Skip to main content




HIV-positive man who avoided taking test, possibly infecting others, gets jail

HIV-positive man who avoided taking test, possibly infecting others, gets jail

A technician extracts blood from a patient for an HIV test at the specialised Condesa Clinic in Mexico City. (AFP/ALFREDO ESTRELLA)

SINGAPORE: An HIV-positive man who had casual sex frequently with other men was on Thursday (Sep 5) sentenced to three-and-a-half years' jail, after pleading guilty to two charges under the Infectious Diseases Act as well as three drug-related charges.

The 35-year-old Malaysian started engaging in sexual activity with men in Singapore in 2003, the court heard. 

Although he suspected that he could have been exposed to HIV or infected with it, he decided not to get tested after 2008, as he was afraid of losing his permanent residency status in Singapore if he tested positive for HIV.
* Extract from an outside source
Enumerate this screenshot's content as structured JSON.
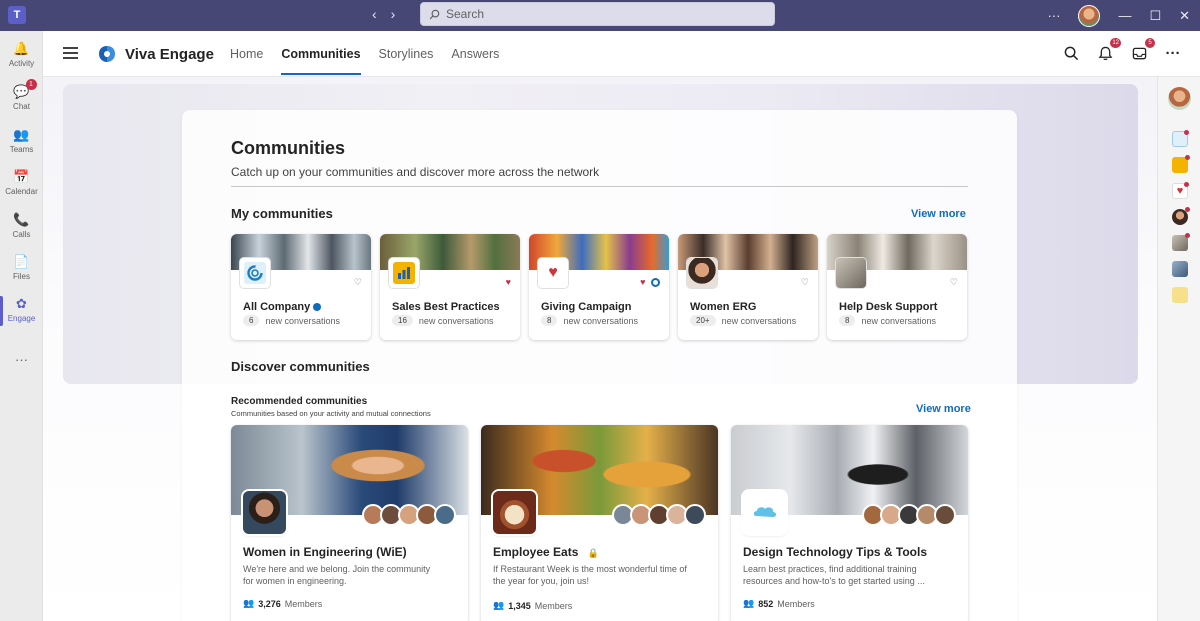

According to the person who reported him to the Ministry of Health (MOH), at least six other men who had sex with him were later diagnosed with the human immunodeficiency virus, which could lead to Acquired Immune Deficiency Syndrome (AIDS).

The man cannot be named due to gag orders issued by the court. He was a freelance hairdresser and fashion designer at the time of the offences.


In 2010, the accused had sex with a man who later tested positive for HIV and informed him about it.

MOH's National Public Health Unit (NPHU) also contacted the accused, telling him he was a sexual contact of an HIV-positive person and advised him to go for testing.

The man lied to NPHU that he gets tested regularly for the virus and had been found negative in the latest test.

NPHU contacted the accused at least three times in the next five years, informing him each time that he had been named as a sexual contact of someone who had tested positive for HIV.

Despite this, the man did not go for any HIV tests, even though he knew that he had been exposed to a significant risk of contracting the virus.

In July 2013, the accused had unprotected sex with a man he met on social networking application Grindr, without telling him about the risk of contracting AIDS or HIV infection from him.

They had sex on two other occasions. After that, the other man developed a fever and was later diagnosed with HIV infection.

According to this man, the accused was the first person he had had sex with after testing negative for HIV in 2011.

When NPHU again asked the accused to be tested for the virus, he lied that he had tested negative for it.

He continued in his ways, meeting another man for sex in February 2014. This man asked if he was HIV positive, and the accused did not answer him, instead saying that he would get tested.

The accused's sex partner was diagnosed with HIV infection in August 2014. He had last tested negative in March that year, and the accused was the last person he had sex with before his diagnosis.

When the sex partner told the accused about his infection and asked if he was HIV positive as well, the accused did not answer him and told him again that he would go for a test.


NPHU contacted the accused in January 2015 telling him that he posed a risk to others through his unprotected sexual activities, but the accused said he was busy with work and refused to answer NPHU when it called him about five times.

An informant told MOH's Surveillance and Enforcement Branch on Mar 18, 2016 that the accused had had sex with up to six partners who were diagnosed with HIV after sex with him.

The accused tested positive for HIV on Feb 13, 2017, after MOH ordered him to take the test. 

More than a year after this, the accused was arrested for drug offences. He had smoked methamphetamine obtained from a drug dealer, saying he abused the drug to stay awake for longer hours. 

He was nabbed again in April this year and admitted to smoking meth or Ice on about five occasions in March.


The prosecution asked for a sentence of 45 months' jail, saying there were multiple victims and that some of the drug offences took place while the accused was on bail.

"The accused is not young," said Deputy Public Prosecutor Ho Lian-Yi. "He's in his 30s ... he has his own dealer, he goes to Orchard to specifically buy drugs for his own consumption."

He had chosen to be "wilfully blind" to the possibility of having HIV infection and deceived NPHU, added Mr Andre Moses Tan from MOH's legal office who handled the case with Mr Ho.

"The accused had denied his sexual partners their right to make an informed decision as to whether to proceed with sexual activity with him," said Mr Tan. "In fact, the accused did not even take the simple step of using protection."

Defence lawyer James Ow Yong asked for 35 months' jail instead, saying his client had no previous convictions and that he was "also bearing the brunt of his offences".

"HIV is, at this point in time, an incurable disease," said the lawyer. "The accused has to live with the ... impact of this disease all his life."

For his offences under the Infectious Diseases Act, the accused could have been jailed for up to 10 years, fined up to S$50,000, or both.

For consuming meth, he could have been jailed for up to 10 years, fined a maximum S$20,000, or both.

Source: CNA/ll(gs)


Also worth reading